- [Your instructions] An exact copy of every entry is required, without the pictures.

[App and web page records]
_ _ _ _

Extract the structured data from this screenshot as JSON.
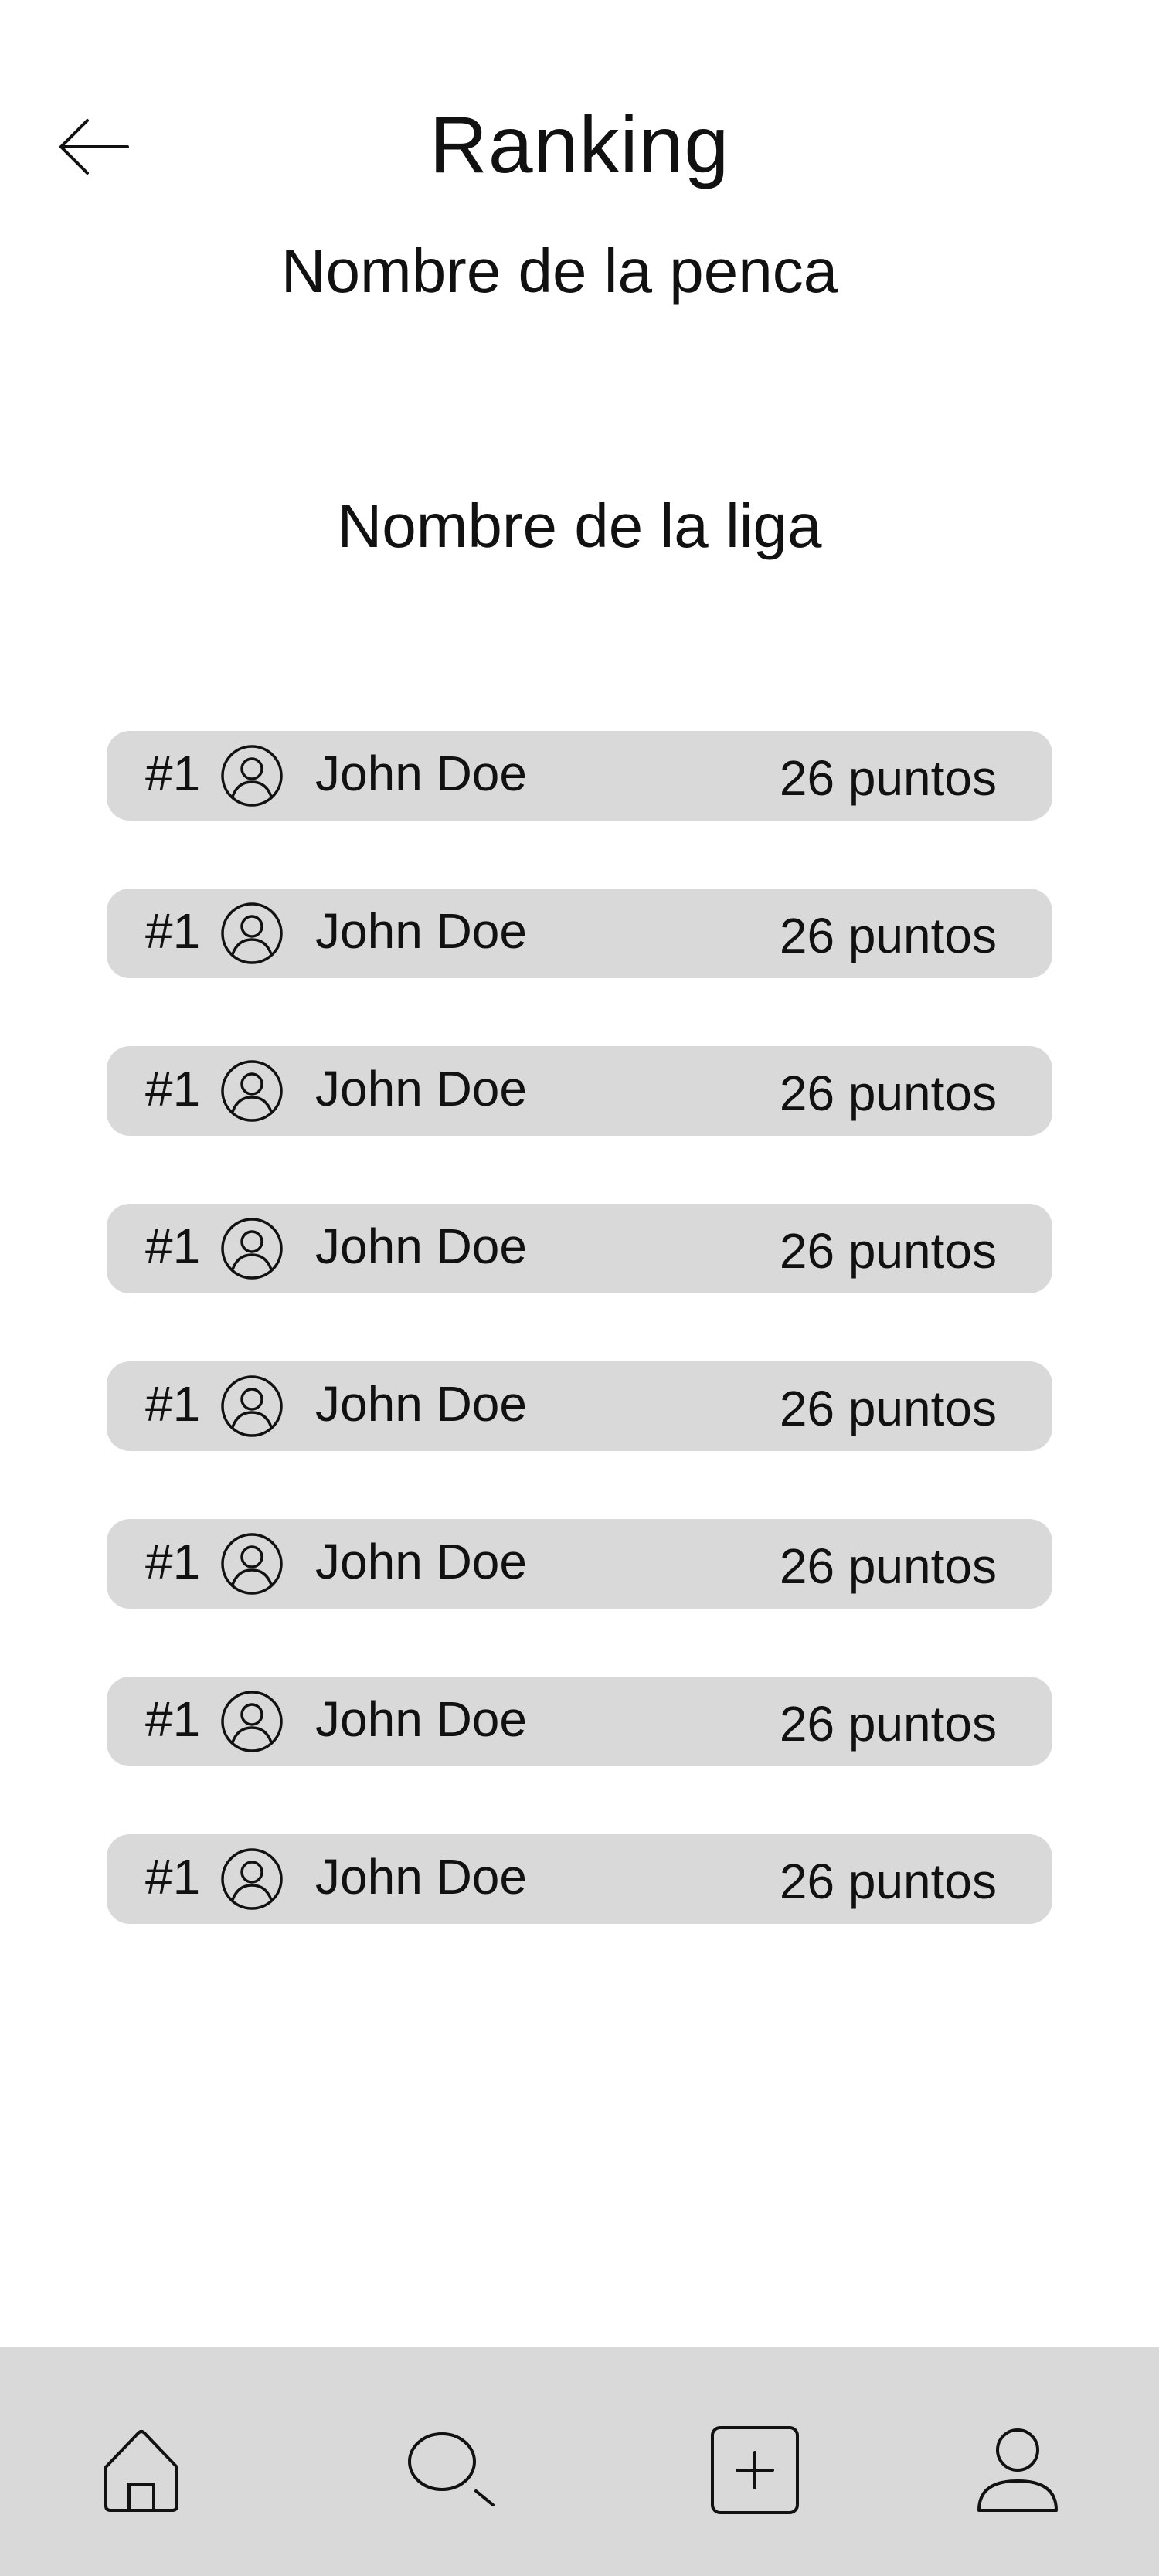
{
  "header": {
    "back_icon": "arrow-left-icon",
    "title": "Ranking",
    "pool_name": "Nombre de la penca"
  },
  "league": {
    "name": "Nombre de la liga"
  },
  "ranking": [
    {
      "rank": "#1",
      "avatar_icon": "user-circle-icon",
      "name": "John Doe",
      "points": "26 puntos"
    },
    {
      "rank": "#1",
      "avatar_icon": "user-circle-icon",
      "name": "John Doe",
      "points": "26 puntos"
    },
    {
      "rank": "#1",
      "avatar_icon": "user-circle-icon",
      "name": "John Doe",
      "points": "26 puntos"
    },
    {
      "rank": "#1",
      "avatar_icon": "user-circle-icon",
      "name": "John Doe",
      "points": "26 puntos"
    },
    {
      "rank": "#1",
      "avatar_icon": "user-circle-icon",
      "name": "John Doe",
      "points": "26 puntos"
    },
    {
      "rank": "#1",
      "avatar_icon": "user-circle-icon",
      "name": "John Doe",
      "points": "26 puntos"
    },
    {
      "rank": "#1",
      "avatar_icon": "user-circle-icon",
      "name": "John Doe",
      "points": "26 puntos"
    },
    {
      "rank": "#1",
      "avatar_icon": "user-circle-icon",
      "name": "John Doe",
      "points": "26 puntos"
    }
  ],
  "bottom_nav": {
    "items": [
      {
        "icon": "home-icon"
      },
      {
        "icon": "search-icon"
      },
      {
        "icon": "plus-square-icon"
      },
      {
        "icon": "profile-icon"
      }
    ]
  },
  "colors": {
    "background": "#ffffff",
    "row_background": "#d9d9d9",
    "nav_background": "#d9d9d9",
    "text": "#111111"
  }
}
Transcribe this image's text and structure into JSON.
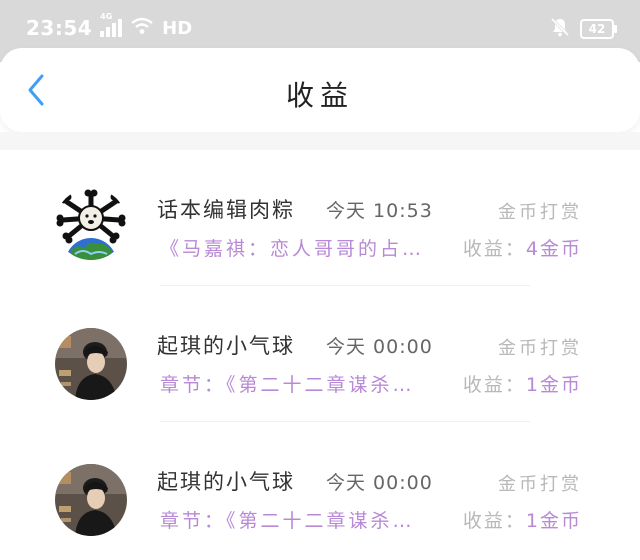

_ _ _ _

- [Response box]
Extract the structured data from this screenshot as JSON.
{
  "header": {
    "back_icon": "arrow-left-icon",
    "title": "Ranking",
    "pool_name": "Nombre de la penca"
  },
  "league": {
    "name": "Nombre de la liga"
  },
  "ranking": [
    {
      "rank": "#1",
      "avatar_icon": "user-circle-icon",
      "name": "John Doe",
      "points": "26 puntos"
    },
    {
      "rank": "#1",
      "avatar_icon": "user-circle-icon",
      "name": "John Doe",
      "points": "26 puntos"
    },
    {
      "rank": "#1",
      "avatar_icon": "user-circle-icon",
      "name": "John Doe",
      "points": "26 puntos"
    },
    {
      "rank": "#1",
      "avatar_icon": "user-circle-icon",
      "name": "John Doe",
      "points": "26 puntos"
    },
    {
      "rank": "#1",
      "avatar_icon": "user-circle-icon",
      "name": "John Doe",
      "points": "26 puntos"
    },
    {
      "rank": "#1",
      "avatar_icon": "user-circle-icon",
      "name": "John Doe",
      "points": "26 puntos"
    },
    {
      "rank": "#1",
      "avatar_icon": "user-circle-icon",
      "name": "John Doe",
      "points": "26 puntos"
    },
    {
      "rank": "#1",
      "avatar_icon": "user-circle-icon",
      "name": "John Doe",
      "points": "26 puntos"
    }
  ],
  "bottom_nav": {
    "items": [
      {
        "icon": "home-icon"
      },
      {
        "icon": "search-icon"
      },
      {
        "icon": "plus-square-icon"
      },
      {
        "icon": "profile-icon"
      }
    ]
  },
  "colors": {
    "background": "#ffffff",
    "row_background": "#d9d9d9",
    "nav_background": "#d9d9d9",
    "text": "#111111"
  }
}
Transcribe this image's text and structure into JSON.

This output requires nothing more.